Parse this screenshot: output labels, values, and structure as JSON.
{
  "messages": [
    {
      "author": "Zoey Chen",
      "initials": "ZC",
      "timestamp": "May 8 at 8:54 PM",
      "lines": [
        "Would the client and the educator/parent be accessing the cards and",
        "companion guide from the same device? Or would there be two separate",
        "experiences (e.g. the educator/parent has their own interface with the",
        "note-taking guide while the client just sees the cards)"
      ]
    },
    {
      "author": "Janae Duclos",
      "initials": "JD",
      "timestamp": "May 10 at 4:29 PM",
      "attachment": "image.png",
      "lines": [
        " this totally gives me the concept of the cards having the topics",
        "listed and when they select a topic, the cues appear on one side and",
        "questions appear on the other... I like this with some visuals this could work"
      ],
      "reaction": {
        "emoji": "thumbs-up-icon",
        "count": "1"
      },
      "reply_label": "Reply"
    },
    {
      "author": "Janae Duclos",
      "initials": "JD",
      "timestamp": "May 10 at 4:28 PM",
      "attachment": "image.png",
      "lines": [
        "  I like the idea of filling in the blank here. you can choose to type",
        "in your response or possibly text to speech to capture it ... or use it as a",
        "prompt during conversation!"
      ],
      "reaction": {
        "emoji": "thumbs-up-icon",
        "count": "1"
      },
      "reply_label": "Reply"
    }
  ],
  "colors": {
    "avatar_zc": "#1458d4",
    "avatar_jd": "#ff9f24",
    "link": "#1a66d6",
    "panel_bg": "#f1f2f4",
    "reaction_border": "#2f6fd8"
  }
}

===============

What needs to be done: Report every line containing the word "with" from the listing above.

Response below:
        "experiences (e.g. the educator/parent has their own interface with the",
        "questions appear on the other... I like this with some visuals this could work"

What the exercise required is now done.